Some, like Virgin, are both service providers and content companies. Rival Sky, for example, has in recent years sponsored the Cat Laughs comedy festival in Kilkenny and this year leveraged the deal, as the jargon goes, by producing a series of Irish-themed comedy shorts that could do three things: premiere at the festival, swell its range of on-demand extras and slot in nicely on the Sky Arts channel schedule.
Festival-friendly Vodafone, which as a mobile brand is a veteran of interacting with young people in their happy spaces, shells out for the Vodafone Comedy Festival in Dublin every summer, and next week lends its support to the Vodafone Comedy Carnival in Galway.
What these sponsorships do is remind us that telecoms brands are enablers of the basic pleasures of communication and shared culture. What they also do is help us forget that they are the source of groan-inducing bills.
Once, at a David O’Doherty gig in the frazzled run-up to Christmas, everyone in my party had either work or financial stresses, or had endured distinctly unfunny traffic in order to make it.
O’Doherty opened his set with the assuring declaration that everybody plonked on the venue’s fold-up chairs with pints by their feet was in the right place. We had bought the tickets, this was where we were meant to be. We could stop checking our phones for an hour.
It was the perfect way to disarm anyone with mixed feelings about how they had committed to spending their evening, or who, for whatever reason, might not have started out in the mood to laugh.
The other big category of comedy sponsor, alcohol, is feted in its own right for its ability to temporarily alleviate stress, and for many people, live comedy and alcohol are as inextricably linked as television and biscuits.
Foster’s, which in Europe is owned by Heineken, is all over comedy on Channel 4 and was a six-year sponsor of the Edinburgh Comedy Awards. The latter, originally “the Perrier”, is now the lastminute.com Edinburgh Comedy Awards, with the organisers hailing the travel site’s “spontaneous and inspiring” brand as the standard “great fit”.
The challenge for sponsors, particularly of live comedy, is that it can veer from beery, conservative groupthink to thought-provoking art, sometimes in a single sentence. The potential to cause offence, or just fall painfully flat, lurks.

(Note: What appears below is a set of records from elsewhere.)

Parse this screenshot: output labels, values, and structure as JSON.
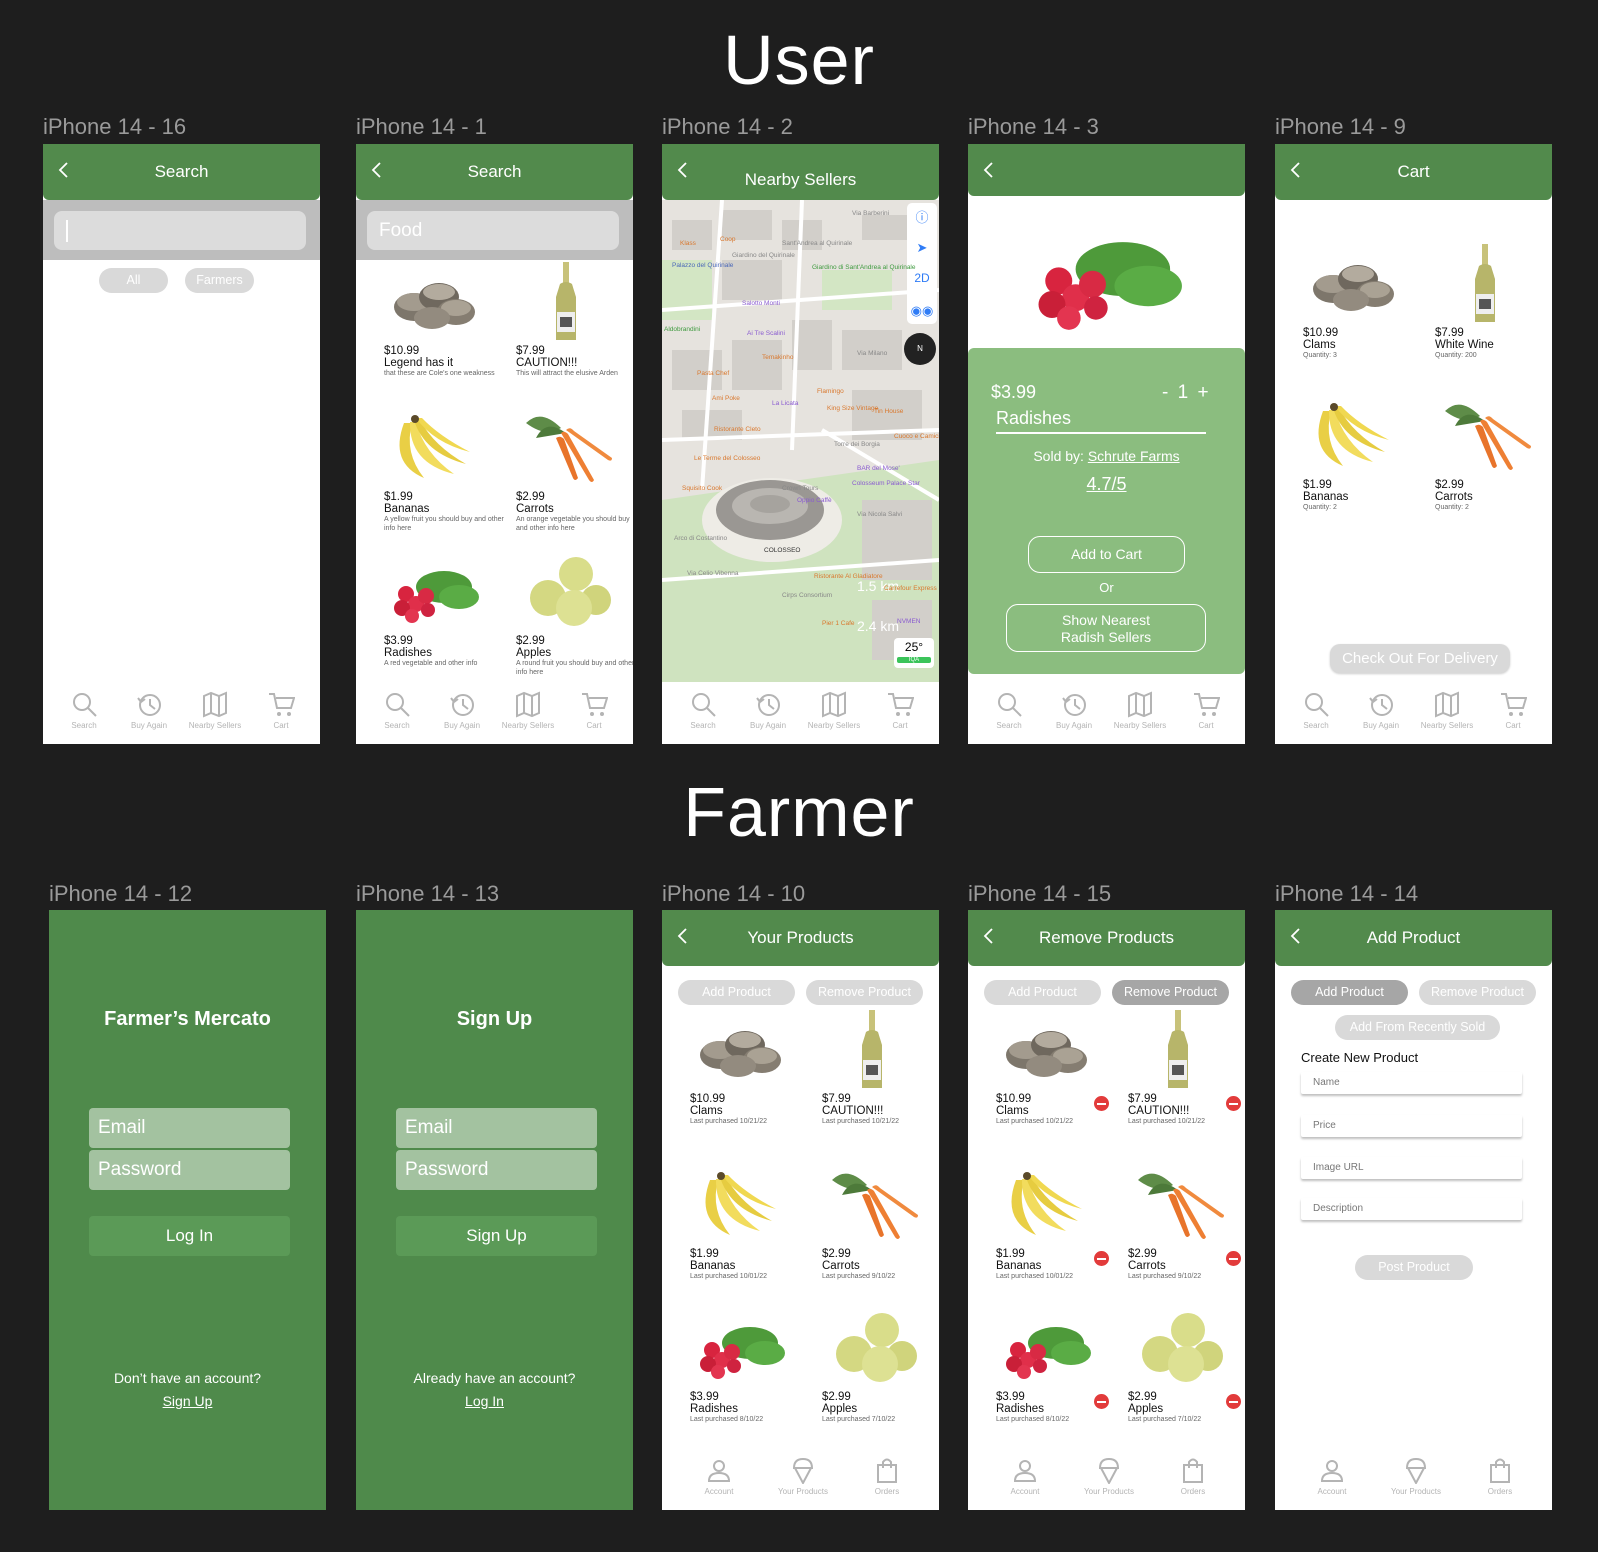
{
  "sections": {
    "user": "User",
    "farmer": "Farmer"
  },
  "user_nav": [
    {
      "label": "Search",
      "icon": "search-icon"
    },
    {
      "label": "Buy Again",
      "icon": "history-icon"
    },
    {
      "label": "Nearby Sellers",
      "icon": "map-icon"
    },
    {
      "label": "Cart",
      "icon": "cart-icon"
    }
  ],
  "farmer_nav": [
    {
      "label": "Account",
      "icon": "account-icon"
    },
    {
      "label": "Your Products",
      "icon": "ice-cream-icon"
    },
    {
      "label": "Orders",
      "icon": "bag-icon"
    }
  ],
  "colors": {
    "header": "#528a4c",
    "panel": "#8bbd7f",
    "farmer_bg": "#4f8a4b",
    "remove": "#e23b3b"
  },
  "s16": {
    "label": "iPhone 14 - 16",
    "title": "Search",
    "input_value": "",
    "chips": [
      "All",
      "Farmers"
    ]
  },
  "s1": {
    "label": "iPhone 14 - 1",
    "title": "Search",
    "input_value": "Food",
    "products": [
      {
        "price": "$10.99",
        "name": "Legend has it",
        "desc": "that these are Cole's one weakness",
        "image": "clams"
      },
      {
        "price": "$7.99",
        "name": "CAUTION!!!",
        "desc": "This will attract the elusive Arden",
        "image": "wine"
      },
      {
        "price": "$1.99",
        "name": "Bananas",
        "desc": "A yellow fruit you should buy and other info here",
        "image": "bananas"
      },
      {
        "price": "$2.99",
        "name": "Carrots",
        "desc": "An orange vegetable you should buy and other info here",
        "image": "carrots"
      },
      {
        "price": "$3.99",
        "name": "Radishes",
        "desc": "A red vegetable and other info",
        "image": "radishes"
      },
      {
        "price": "$2.99",
        "name": "Apples",
        "desc": "A round fruit you should buy and other info here",
        "image": "apples"
      }
    ]
  },
  "s2": {
    "label": "iPhone 14 - 2",
    "title": "Nearby Sellers",
    "map_controls": [
      "2D"
    ],
    "scale": [
      "1.5 km",
      "2.4 km"
    ],
    "weather": "25°",
    "aqi": "IQA",
    "map_labels": [
      "Klass",
      "Coop",
      "Palazzo del Quirinale",
      "Giardino del Quirinale",
      "Sant'Andrea al Quirinale",
      "Giardino di Sant'Andrea al Quirinale",
      "Salotto Monti",
      "Aldobrandini",
      "Ai Tre Scalini",
      "Temakinho",
      "Flamingo",
      "Pasta Chef",
      "Ami Poke",
      "La Licata",
      "King Size Vintage",
      "Tin House",
      "Ristorante Cleto",
      "Torre dei Borgia",
      "Le Terme del Colosseo",
      "BAR del Mose'",
      "Squisito Cook",
      "Crown Tours",
      "Colosseum Palace Star",
      "Oppio Caffè",
      "COLOSSEO",
      "Arco di Costantino",
      "Via Celio Vibenna",
      "Ristorante Al Gladiatore",
      "Carrefour Express",
      "Cirps Consortium",
      "Pier 1 Cafe",
      "NVMEN",
      "Via Milano",
      "Via Nicola Salvi",
      "Cuoco e Camicia",
      "Via Barberini"
    ]
  },
  "s3": {
    "label": "iPhone 14 - 3",
    "price": "$3.99",
    "quantity": "- 1 +",
    "name": "Radishes",
    "sold_by_label": "Sold by:",
    "seller": "Schrute Farms",
    "rating": "4.7/5",
    "add_to_cart": "Add to Cart",
    "or": "Or",
    "show_nearest": "Show Nearest Radish Sellers"
  },
  "s9": {
    "label": "iPhone 14 - 9",
    "title": "Cart",
    "checkout": "Check Out For Delivery",
    "products": [
      {
        "price": "$10.99",
        "name": "Clams",
        "desc": "Quantity: 3",
        "image": "clams"
      },
      {
        "price": "$7.99",
        "name": "White Wine",
        "desc": "Quantity: 200",
        "image": "wine"
      },
      {
        "price": "$1.99",
        "name": "Bananas",
        "desc": "Quantity: 2",
        "image": "bananas"
      },
      {
        "price": "$2.99",
        "name": "Carrots",
        "desc": "Quantity: 2",
        "image": "carrots"
      }
    ]
  },
  "s12": {
    "label": "iPhone 14 - 12",
    "title": "Farmer’s Mercato",
    "email": "Email",
    "password": "Password",
    "button": "Log In",
    "prompt": "Don’t have an account?",
    "link": "Sign Up"
  },
  "s13": {
    "label": "iPhone 14 - 13",
    "title": "Sign Up",
    "email": "Email",
    "password": "Password",
    "button": "Sign Up",
    "prompt": "Already have an account?",
    "link": "Log In"
  },
  "farmer_products": [
    {
      "price": "$10.99",
      "name": "Clams",
      "desc": "Last purchased 10/21/22",
      "image": "clams"
    },
    {
      "price": "$7.99",
      "name": "CAUTION!!!",
      "desc": "Last purchased 10/21/22",
      "image": "wine"
    },
    {
      "price": "$1.99",
      "name": "Bananas",
      "desc": "Last purchased 10/01/22",
      "image": "bananas"
    },
    {
      "price": "$2.99",
      "name": "Carrots",
      "desc": "Last purchased 9/10/22",
      "image": "carrots"
    },
    {
      "price": "$3.99",
      "name": "Radishes",
      "desc": "Last purchased 8/10/22",
      "image": "radishes"
    },
    {
      "price": "$2.99",
      "name": "Apples",
      "desc": "Last purchased 7/10/22",
      "image": "apples"
    }
  ],
  "s10": {
    "label": "iPhone 14 - 10",
    "title": "Your Products",
    "chips": [
      "Add Product",
      "Remove Product"
    ]
  },
  "s15": {
    "label": "iPhone 14 - 15",
    "title": "Remove Products",
    "chips": [
      "Add Product",
      "Remove Product"
    ],
    "active_chip": "Remove Product"
  },
  "s14": {
    "label": "iPhone 14 - 14",
    "title": "Add Product",
    "chips": [
      "Add Product",
      "Remove Product",
      "Add From Recently Sold"
    ],
    "active_chip": "Add Product",
    "form_title": "Create New Product",
    "fields": [
      "Name",
      "Price",
      "Image URL",
      "Description"
    ],
    "submit": "Post Product"
  }
}
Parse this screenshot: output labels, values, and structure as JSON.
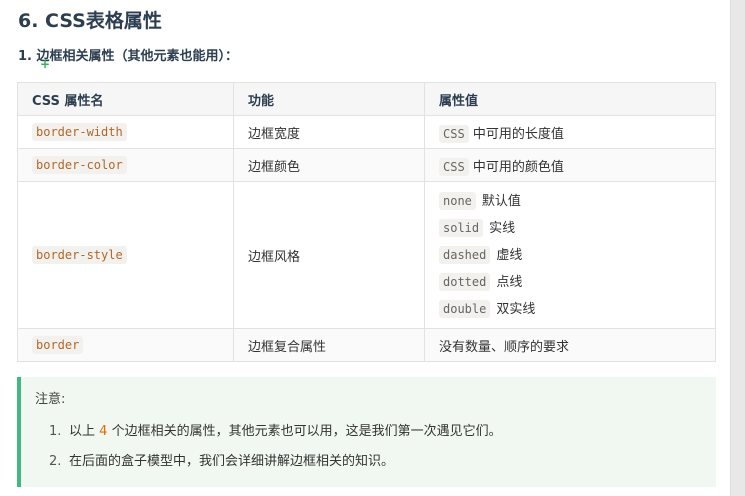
{
  "heading": "6. CSS表格属性",
  "subheading": "1. 边框相关属性（其他元素也能用）：",
  "table": {
    "headers": [
      "CSS 属性名",
      "功能",
      "属性值"
    ],
    "rows": [
      {
        "name": "border-width",
        "func": "边框宽度",
        "value_code": "CSS",
        "value_text": "中可用的长度值"
      },
      {
        "name": "border-color",
        "func": "边框颜色",
        "value_code": "CSS",
        "value_text": "中可用的颜色值"
      },
      {
        "name": "border-style",
        "func": "边框风格",
        "values": [
          {
            "code": "none",
            "desc": "默认值"
          },
          {
            "code": "solid",
            "desc": "实线"
          },
          {
            "code": "dashed",
            "desc": "虚线"
          },
          {
            "code": "dotted",
            "desc": "点线"
          },
          {
            "code": "double",
            "desc": "双实线"
          }
        ]
      },
      {
        "name": "border",
        "func": "边框复合属性",
        "value_text": "没有数量、顺序的要求"
      }
    ]
  },
  "note": {
    "title": "注意:",
    "items": [
      {
        "num": "1.",
        "pre": "以上",
        "highlight": "4",
        "post": "个边框相关的属性，其他元素也可以用，这是我们第一次遇见它们。"
      },
      {
        "num": "2.",
        "text": "在后面的盒子模型中，我们会详细讲解边框相关的知识。"
      }
    ]
  },
  "colors": {
    "code_text": "#b0682a",
    "note_border": "#42b983",
    "note_bg": "#f1f8f1",
    "highlight": "#e96900"
  }
}
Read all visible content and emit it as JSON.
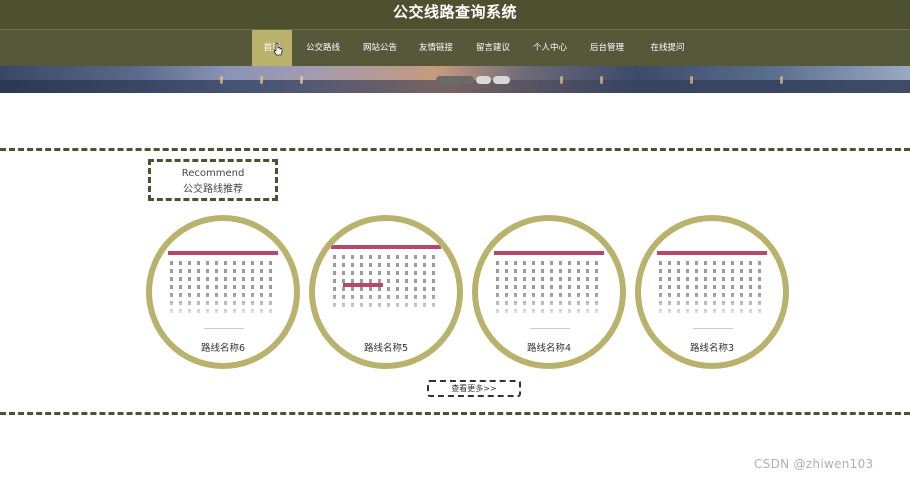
{
  "header": {
    "title": "公交线路查询系统"
  },
  "nav": {
    "items": [
      {
        "label": "首页",
        "active": true
      },
      {
        "label": "公交路线",
        "active": false
      },
      {
        "label": "网站公告",
        "active": false
      },
      {
        "label": "友情链接",
        "active": false
      },
      {
        "label": "留言建议",
        "active": false
      },
      {
        "label": "个人中心",
        "active": false
      },
      {
        "label": "后台管理",
        "active": false
      },
      {
        "label": "在线提问",
        "active": false
      }
    ]
  },
  "section": {
    "recommend_en": "Recommend",
    "recommend_cn": "公交路线推荐"
  },
  "cards": [
    {
      "title": "路线名称6"
    },
    {
      "title": "路线名称5"
    },
    {
      "title": "路线名称4"
    },
    {
      "title": "路线名称3"
    }
  ],
  "more_button": {
    "label": "查看更多>>"
  },
  "watermark": "CSDN @zhiwen103",
  "colors": {
    "header_bg": "#4e5130",
    "nav_bg": "#56583a",
    "accent": "#b8b26c",
    "route_strip": "#b5476a"
  }
}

Brands have a comfort zone and unlike seasoned comedy audiences, they won’t enjoy it being challenged. They will want a little bit of the “anarchic” on their side, just as long as they can predict it in advance. These are the risks involved with trying to differentiate a mobile brand from that of a bank.